> **What is being asked**:
Pictures aside, print all of the data below exactly as written.

Items from a data source
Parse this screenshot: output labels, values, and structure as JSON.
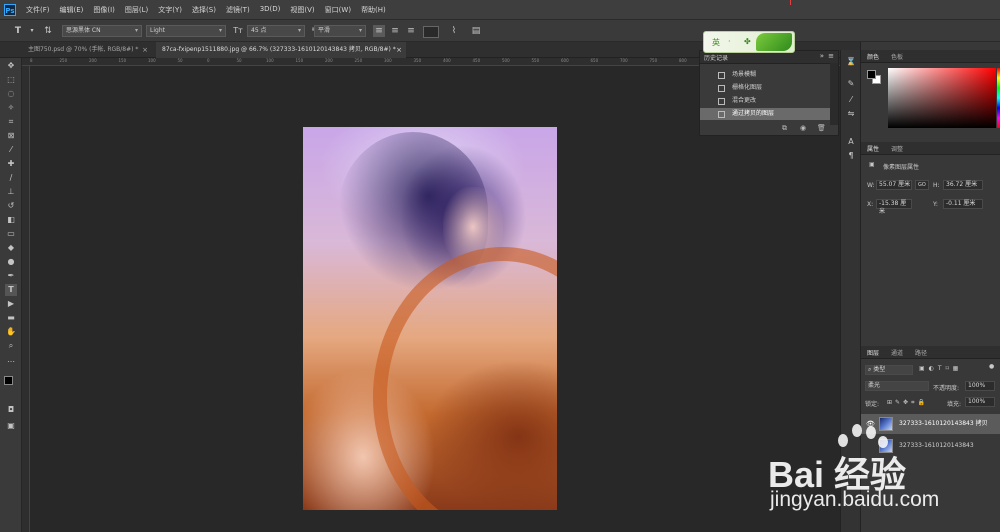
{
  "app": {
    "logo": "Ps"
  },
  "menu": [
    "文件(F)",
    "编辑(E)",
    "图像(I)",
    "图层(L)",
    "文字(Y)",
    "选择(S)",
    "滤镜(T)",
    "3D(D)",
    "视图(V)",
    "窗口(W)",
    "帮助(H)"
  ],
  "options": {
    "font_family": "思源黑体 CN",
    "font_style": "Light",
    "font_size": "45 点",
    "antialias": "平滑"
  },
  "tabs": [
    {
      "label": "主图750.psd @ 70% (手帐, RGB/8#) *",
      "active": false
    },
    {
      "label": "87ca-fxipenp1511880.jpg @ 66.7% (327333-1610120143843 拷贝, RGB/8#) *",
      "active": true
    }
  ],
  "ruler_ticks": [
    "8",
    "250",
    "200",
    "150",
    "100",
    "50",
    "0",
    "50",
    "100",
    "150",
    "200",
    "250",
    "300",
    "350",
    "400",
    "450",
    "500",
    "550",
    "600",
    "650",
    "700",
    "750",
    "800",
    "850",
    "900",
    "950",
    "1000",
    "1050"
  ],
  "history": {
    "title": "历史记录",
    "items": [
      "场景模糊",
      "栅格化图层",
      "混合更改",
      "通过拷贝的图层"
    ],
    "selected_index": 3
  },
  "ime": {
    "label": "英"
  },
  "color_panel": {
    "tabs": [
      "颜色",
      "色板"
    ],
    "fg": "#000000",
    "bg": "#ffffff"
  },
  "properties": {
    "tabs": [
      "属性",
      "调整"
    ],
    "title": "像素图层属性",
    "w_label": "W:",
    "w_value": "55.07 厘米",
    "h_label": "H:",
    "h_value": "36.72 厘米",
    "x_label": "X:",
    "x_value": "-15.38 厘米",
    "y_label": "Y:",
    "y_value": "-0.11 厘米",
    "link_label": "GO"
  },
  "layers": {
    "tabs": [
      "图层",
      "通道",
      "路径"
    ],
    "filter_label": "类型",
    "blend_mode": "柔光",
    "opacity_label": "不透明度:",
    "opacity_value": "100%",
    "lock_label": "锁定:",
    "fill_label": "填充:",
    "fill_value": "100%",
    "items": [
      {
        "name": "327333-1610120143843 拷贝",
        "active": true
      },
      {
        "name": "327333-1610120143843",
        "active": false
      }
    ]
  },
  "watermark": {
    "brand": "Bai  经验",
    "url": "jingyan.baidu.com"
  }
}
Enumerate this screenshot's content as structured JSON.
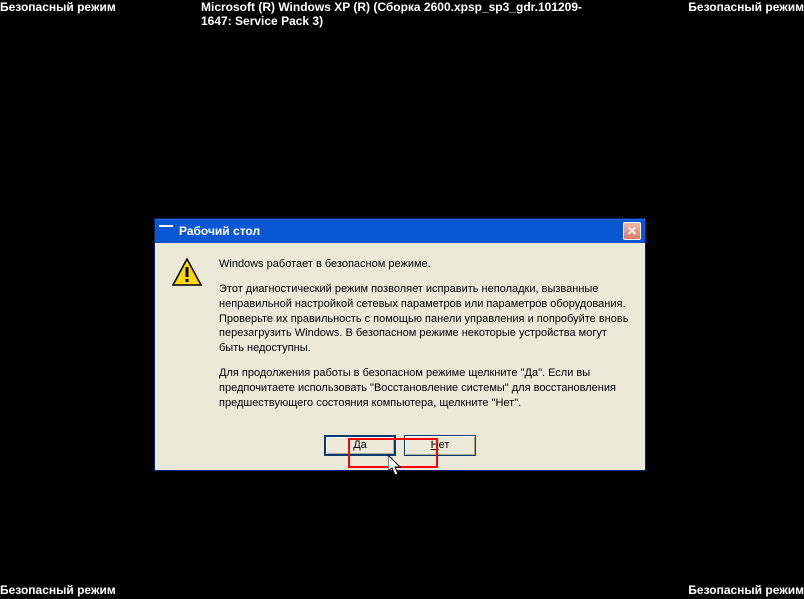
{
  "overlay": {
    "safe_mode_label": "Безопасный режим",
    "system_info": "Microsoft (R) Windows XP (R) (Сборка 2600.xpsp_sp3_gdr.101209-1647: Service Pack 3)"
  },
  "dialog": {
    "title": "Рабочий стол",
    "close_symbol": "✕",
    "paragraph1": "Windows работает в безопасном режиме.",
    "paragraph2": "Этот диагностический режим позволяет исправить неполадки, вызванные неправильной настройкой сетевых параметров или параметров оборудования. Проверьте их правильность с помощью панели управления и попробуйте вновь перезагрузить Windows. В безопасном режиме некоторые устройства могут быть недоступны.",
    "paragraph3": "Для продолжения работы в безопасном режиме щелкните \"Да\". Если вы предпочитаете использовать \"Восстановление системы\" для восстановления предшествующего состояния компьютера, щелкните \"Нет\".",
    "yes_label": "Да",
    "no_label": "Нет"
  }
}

> **Exercise result**:
Parse this screenshot: output labels, values, and structure as JSON.
{
  "app": {
    "logo": "Ps"
  },
  "menu": [
    "文件(F)",
    "编辑(E)",
    "图像(I)",
    "图层(L)",
    "文字(Y)",
    "选择(S)",
    "滤镜(T)",
    "3D(D)",
    "视图(V)",
    "窗口(W)",
    "帮助(H)"
  ],
  "options": {
    "font_family": "思源黑体 CN",
    "font_style": "Light",
    "font_size": "45 点",
    "antialias": "平滑"
  },
  "tabs": [
    {
      "label": "主图750.psd @ 70% (手帐, RGB/8#) *",
      "active": false
    },
    {
      "label": "87ca-fxipenp1511880.jpg @ 66.7% (327333-1610120143843 拷贝, RGB/8#) *",
      "active": true
    }
  ],
  "ruler_ticks": [
    "8",
    "250",
    "200",
    "150",
    "100",
    "50",
    "0",
    "50",
    "100",
    "150",
    "200",
    "250",
    "300",
    "350",
    "400",
    "450",
    "500",
    "550",
    "600",
    "650",
    "700",
    "750",
    "800",
    "850",
    "900",
    "950",
    "1000",
    "1050"
  ],
  "history": {
    "title": "历史记录",
    "items": [
      "场景模糊",
      "栅格化图层",
      "混合更改",
      "通过拷贝的图层"
    ],
    "selected_index": 3
  },
  "ime": {
    "label": "英"
  },
  "color_panel": {
    "tabs": [
      "颜色",
      "色板"
    ],
    "fg": "#000000",
    "bg": "#ffffff"
  },
  "properties": {
    "tabs": [
      "属性",
      "调整"
    ],
    "title": "像素图层属性",
    "w_label": "W:",
    "w_value": "55.07 厘米",
    "h_label": "H:",
    "h_value": "36.72 厘米",
    "x_label": "X:",
    "x_value": "-15.38 厘米",
    "y_label": "Y:",
    "y_value": "-0.11 厘米",
    "link_label": "GO"
  },
  "layers": {
    "tabs": [
      "图层",
      "通道",
      "路径"
    ],
    "filter_label": "类型",
    "blend_mode": "柔光",
    "opacity_label": "不透明度:",
    "opacity_value": "100%",
    "lock_label": "锁定:",
    "fill_label": "填充:",
    "fill_value": "100%",
    "items": [
      {
        "name": "327333-1610120143843 拷贝",
        "active": true
      },
      {
        "name": "327333-1610120143843",
        "active": false
      }
    ]
  },
  "watermark": {
    "brand": "Bai  经验",
    "url": "jingyan.baidu.com"
  }
}
Enumerate this screenshot's content as structured JSON.
{
  "overlay": {
    "safe_mode_label": "Безопасный режим",
    "system_info": "Microsoft (R) Windows XP (R) (Сборка 2600.xpsp_sp3_gdr.101209-1647: Service Pack 3)"
  },
  "dialog": {
    "title": "Рабочий стол",
    "close_symbol": "✕",
    "paragraph1": "Windows работает в безопасном режиме.",
    "paragraph2": "Этот диагностический режим позволяет исправить неполадки, вызванные неправильной настройкой сетевых параметров или параметров оборудования. Проверьте их правильность с помощью панели управления и попробуйте вновь перезагрузить Windows. В безопасном режиме некоторые устройства могут быть недоступны.",
    "paragraph3": "Для продолжения работы в безопасном режиме щелкните \"Да\". Если вы предпочитаете использовать \"Восстановление системы\" для восстановления предшествующего состояния компьютера, щелкните \"Нет\".",
    "yes_label": "Да",
    "no_label": "Нет"
  }
}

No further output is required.